LG Chem already supplies batteries to most of the world’s largest car brands, including Volkswagen, Mercedes, and Renault, and it plans to increase its current production capacity to 100 GWh per year by 2020 in order to meet the growing demand driven by EV developments. CATL, on the other hand, is already China’s biggest EV battery manufacturer and its newest factory is aiming for a 25 GWh per year production capacity. In contrast, Tesla’s Gigafactory 1 in Sparks, Nevada has already reached 35 GWh capacity with its Japanese battery supply partner Panasonic, albeit that level is still theoretical. The actual output is around 24 GWh annually.
Tesla’s relationship with Panasonic is different than the traditional supplier relationship other car makers have with their battery manufacturers, namely in that they are partners. This way, Tesla has a reliable supply of batteries to manufacture its vehicles, and Panasonic has a guaranteed buyer. When battery supply and the car production rates are matched, both companies experience a win-win situation, and they can work together effectively to ensure that best outcome for both parties. Panasonic currently produces the 18650 battery cells used in the Model S and Model X and the 21700 cells utilized in the Model 3.
Volvo’s decision to transform Polestar into a high-performance, stand-alone brand came in 2017, and the launch of the all-electric Polestar 2 fastback in February this year officially put the company in the running as a direct Tesla Model 3 competitor. The Polestar 2 is equipped with dual motors which produce over 400 hp and power the car from 0-60 mph in under 5 seconds. However, this doesn’t quite match up to the Model 3 Performance’s 450 hp and 0-60 time of 3.2 seconds at the same price point – both cars are offered for around $60,000.
Tesla’s battery ranges also increased significantly for all new vehicles since the Polestar 2 unveiling, which means more innovation in battery efficiency will be in order if Volvo and Geely truly want to compete against the Model 3. Polestar’s 78 kWh battery is estimated to have a 275 mile range while the Model 3 Performance is rated for 310 miles of range. That particular variation might not be where Polestar has the most competition, though. The Model 3 Long Range keeps the 310 mile range, has a 0-60 mph time of 4.4 seconds, and has a price point of about $50,000, all stats which outperform Polestar 2’s announced capabilities for a much lower cost to consumers.
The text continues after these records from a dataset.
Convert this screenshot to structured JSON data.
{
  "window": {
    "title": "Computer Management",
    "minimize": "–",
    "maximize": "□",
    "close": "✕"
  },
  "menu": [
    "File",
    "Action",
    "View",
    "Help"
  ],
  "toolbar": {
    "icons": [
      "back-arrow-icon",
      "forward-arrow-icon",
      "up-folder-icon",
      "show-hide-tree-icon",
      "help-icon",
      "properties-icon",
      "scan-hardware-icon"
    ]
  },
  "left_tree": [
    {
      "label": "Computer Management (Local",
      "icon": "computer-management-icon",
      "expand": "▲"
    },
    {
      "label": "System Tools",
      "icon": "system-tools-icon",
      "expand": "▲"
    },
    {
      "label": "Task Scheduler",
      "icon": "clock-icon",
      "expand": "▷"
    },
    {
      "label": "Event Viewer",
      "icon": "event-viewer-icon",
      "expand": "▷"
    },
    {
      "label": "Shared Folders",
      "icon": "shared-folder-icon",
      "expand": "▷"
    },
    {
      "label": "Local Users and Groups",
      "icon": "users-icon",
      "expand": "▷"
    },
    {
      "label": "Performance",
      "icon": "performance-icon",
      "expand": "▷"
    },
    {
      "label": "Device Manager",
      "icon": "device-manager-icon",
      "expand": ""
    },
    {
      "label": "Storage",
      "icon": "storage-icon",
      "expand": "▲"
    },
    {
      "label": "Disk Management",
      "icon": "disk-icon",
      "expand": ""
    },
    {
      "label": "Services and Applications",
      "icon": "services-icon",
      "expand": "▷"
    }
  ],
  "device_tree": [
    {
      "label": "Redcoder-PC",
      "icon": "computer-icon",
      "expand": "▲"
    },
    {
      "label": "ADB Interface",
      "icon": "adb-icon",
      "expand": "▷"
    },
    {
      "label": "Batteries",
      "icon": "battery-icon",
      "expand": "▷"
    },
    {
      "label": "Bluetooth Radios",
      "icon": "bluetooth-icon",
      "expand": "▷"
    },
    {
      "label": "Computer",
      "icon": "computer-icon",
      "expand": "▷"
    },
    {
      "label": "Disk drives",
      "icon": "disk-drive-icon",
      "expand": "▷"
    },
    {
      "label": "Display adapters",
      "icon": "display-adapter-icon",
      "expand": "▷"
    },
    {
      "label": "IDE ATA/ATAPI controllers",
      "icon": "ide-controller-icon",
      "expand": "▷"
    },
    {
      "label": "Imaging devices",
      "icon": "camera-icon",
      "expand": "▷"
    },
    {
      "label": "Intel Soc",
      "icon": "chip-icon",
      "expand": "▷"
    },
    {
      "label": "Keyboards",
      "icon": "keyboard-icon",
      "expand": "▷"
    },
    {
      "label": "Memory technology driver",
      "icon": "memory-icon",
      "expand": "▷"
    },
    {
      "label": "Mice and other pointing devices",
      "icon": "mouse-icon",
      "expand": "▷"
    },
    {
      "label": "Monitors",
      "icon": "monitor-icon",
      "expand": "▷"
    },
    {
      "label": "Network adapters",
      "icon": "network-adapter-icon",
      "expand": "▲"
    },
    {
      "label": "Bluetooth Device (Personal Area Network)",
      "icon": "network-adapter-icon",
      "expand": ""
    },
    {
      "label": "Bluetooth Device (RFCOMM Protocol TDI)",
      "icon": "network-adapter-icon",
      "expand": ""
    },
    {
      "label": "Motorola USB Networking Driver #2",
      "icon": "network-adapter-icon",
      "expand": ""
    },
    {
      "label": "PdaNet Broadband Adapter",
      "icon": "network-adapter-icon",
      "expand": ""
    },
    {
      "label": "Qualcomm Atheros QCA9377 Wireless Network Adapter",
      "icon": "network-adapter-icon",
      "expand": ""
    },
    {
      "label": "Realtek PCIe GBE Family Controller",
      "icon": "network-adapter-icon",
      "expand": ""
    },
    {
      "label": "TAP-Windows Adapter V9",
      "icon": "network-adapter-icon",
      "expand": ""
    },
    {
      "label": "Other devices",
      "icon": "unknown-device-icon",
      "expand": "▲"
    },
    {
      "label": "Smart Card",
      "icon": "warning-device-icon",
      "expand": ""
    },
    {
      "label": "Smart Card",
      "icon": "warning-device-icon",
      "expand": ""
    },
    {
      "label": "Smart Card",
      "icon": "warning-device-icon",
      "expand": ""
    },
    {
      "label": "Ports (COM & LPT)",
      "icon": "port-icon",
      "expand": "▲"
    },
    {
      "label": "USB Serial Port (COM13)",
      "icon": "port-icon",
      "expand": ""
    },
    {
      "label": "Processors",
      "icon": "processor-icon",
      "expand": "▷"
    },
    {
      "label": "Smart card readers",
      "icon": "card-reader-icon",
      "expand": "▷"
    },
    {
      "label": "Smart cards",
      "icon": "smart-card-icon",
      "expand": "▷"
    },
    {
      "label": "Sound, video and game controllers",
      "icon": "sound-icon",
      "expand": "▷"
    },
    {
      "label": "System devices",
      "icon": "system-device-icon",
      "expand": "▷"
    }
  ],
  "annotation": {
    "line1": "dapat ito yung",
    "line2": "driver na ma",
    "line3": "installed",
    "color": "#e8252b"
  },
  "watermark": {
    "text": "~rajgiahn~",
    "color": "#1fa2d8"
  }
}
Overall, however, Volvo’s new deal with LG Chem and CATL indicates that the company is serious about electrifying its fleet, and competition is good for innovation all around. Polestar 2 is set to begin production in 2020.